He couldn’t be sure if anyone had heard about this story, but sure enough they had, when Barney Devlin’s cousin held up his cellular phone high as a horse’s ear, letting all have a listen. Through this story, Heaney came up with the title of his new book in progress entitled, The Midnight Anvil, which he did not set a release date of, but alerted the audience of its existence. Where Heaney had originally stirred some minor tension with a few dark poems, the aftermath of his latter words immediately turned a negative situation into a positive one, using his speaking ability, wisdom, experience and calm composure, showing why he is revered as a literary god. Everything that followed was dedicated to new poems obviously brilliant and completely uplifting.

Very few writers can boast such a unique and wide array of published works like Seamus Heaney has had over the years which include books, articles, essays and even over thirty-three, full-length studies published about Heaney. And this poetry reading informed us on another book coming soon.

As I read the play Translations by Brian Friel and reviewed the live performance of this particular play, in a back issue of the Mass Media, I was also reading some of Heaney’s poetry and some of my own connections evolved with the two, who both seem to admire the classics, mainly Greek mythology. One of Heaney’s new poems that he read at Harvard was referenced to a Sophocles’ Philoctetes, which was written by Heaney for Field Day, was translated from The Cure at Troy, which possessed the pure classical imagery of a destructive war with immense tribal vengeance which Heaney used to bridge the gap between tribal and ethical reasoning. It’s no wonder why Heaney also worked with Friel and Actor Stephen Rae, in an effort to help revive Irish Theatre, in their theatre company called Field Day, where a common ground came full circle in Irish tribal unity.

What cam I say about Seamus Heaney, that hasn’t been said before? Even though I try, like many have tried, giving it their best shot, it’s a difficult task to get inside the mind of a living legend, or any legend for that matter. Heaney is among the most learned of contemporary poets. His complexities were spawned from the teachings of his predecessors who were English, Irish or American institutions in their own ways: W.B.Yeats, James Joyce, Patrick Kavanaugh, William Wordsworth, Robert Frost, and classical writers such as Dante, or the author of Beowulf, and many more masters, have paved a strong educational background, influencing Heaney in his own writing. With so many deep literary studies on Heaney’s body of published works, as well as a colossal number of books written by other authors, critiquing and contrasting his works to these other master poets, Heaney has been able to intertwine his own beliefs regarding social concern, picturesque landscapes, and heartfelt family affections to name only a few.

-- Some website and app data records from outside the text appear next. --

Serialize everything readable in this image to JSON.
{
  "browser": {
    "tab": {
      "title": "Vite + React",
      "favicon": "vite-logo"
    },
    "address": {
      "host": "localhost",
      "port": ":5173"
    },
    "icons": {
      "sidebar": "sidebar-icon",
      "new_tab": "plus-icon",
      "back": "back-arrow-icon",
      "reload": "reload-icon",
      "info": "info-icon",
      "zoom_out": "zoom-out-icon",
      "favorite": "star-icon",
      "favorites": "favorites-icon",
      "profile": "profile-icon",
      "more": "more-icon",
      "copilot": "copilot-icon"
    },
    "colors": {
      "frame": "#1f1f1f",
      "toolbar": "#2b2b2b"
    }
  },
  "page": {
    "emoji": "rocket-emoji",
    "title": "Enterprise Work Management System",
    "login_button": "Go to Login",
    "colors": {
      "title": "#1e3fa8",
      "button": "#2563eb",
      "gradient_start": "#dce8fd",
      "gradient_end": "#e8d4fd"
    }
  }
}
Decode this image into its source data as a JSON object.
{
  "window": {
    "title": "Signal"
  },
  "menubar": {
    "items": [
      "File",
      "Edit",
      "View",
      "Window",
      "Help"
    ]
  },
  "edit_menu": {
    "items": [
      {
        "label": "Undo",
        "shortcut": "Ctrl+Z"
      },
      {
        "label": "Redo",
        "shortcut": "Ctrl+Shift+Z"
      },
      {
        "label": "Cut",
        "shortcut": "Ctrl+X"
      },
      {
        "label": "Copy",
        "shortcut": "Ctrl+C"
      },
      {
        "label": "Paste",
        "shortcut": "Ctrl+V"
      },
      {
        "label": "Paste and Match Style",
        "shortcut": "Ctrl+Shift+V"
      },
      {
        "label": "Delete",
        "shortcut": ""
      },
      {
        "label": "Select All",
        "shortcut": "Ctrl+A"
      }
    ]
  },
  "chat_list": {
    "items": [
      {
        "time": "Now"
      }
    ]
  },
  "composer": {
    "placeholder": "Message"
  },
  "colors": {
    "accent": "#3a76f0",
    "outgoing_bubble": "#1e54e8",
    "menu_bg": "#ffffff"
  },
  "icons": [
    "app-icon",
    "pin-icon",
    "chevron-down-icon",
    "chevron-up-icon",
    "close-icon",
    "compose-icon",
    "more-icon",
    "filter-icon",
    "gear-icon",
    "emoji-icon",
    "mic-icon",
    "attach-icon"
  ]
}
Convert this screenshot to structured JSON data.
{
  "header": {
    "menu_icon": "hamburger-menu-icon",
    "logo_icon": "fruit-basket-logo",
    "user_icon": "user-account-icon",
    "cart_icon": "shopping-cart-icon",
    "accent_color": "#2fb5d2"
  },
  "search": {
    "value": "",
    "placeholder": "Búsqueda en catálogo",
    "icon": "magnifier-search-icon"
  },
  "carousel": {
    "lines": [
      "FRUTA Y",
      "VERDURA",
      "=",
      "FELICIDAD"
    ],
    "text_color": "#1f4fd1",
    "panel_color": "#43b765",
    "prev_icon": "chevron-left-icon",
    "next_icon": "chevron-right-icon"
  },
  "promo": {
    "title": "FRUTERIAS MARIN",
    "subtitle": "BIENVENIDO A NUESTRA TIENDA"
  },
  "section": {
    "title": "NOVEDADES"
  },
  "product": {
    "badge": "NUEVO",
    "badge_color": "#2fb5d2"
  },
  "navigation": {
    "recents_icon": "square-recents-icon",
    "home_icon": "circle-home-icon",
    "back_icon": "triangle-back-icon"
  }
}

Through his poetry, Heaney seems to reach out with his words into dimensions that other authors dream about. His wisdom is accessible and his popularity in the literary world is enormous. Because Heaney writes with such complexity and verve, I often find him sometimes overwhelming because his complex notions are sometimes difficult to decipher, without knowing enough about Irish culture and historical events in Ireland. The focus on Northern Ireland and it’s beyond bearing stresses put on the population by the conflict, the fear, the betrayals and the outright murders have pushed Heaney to capture feelings of all sides of this ongoing conflict. This is definitely a difficult thing to do, as for most Irish have chosen which side of the conflict they are for and seldom have unbiased opinions.

Heaney’s poems are deep as his Irish roots and almost as complex. Much can be learned from this man about the art of language through poetry, history, social, religious and economic issues, as well as Irish culture. If you get the chance while he is still going strong, in this millennium, it is a privilege to join in the Heaney experience. You don’t want to miss it and you don’t have to be Irish to appreciate his poetry. All you need is an open mind.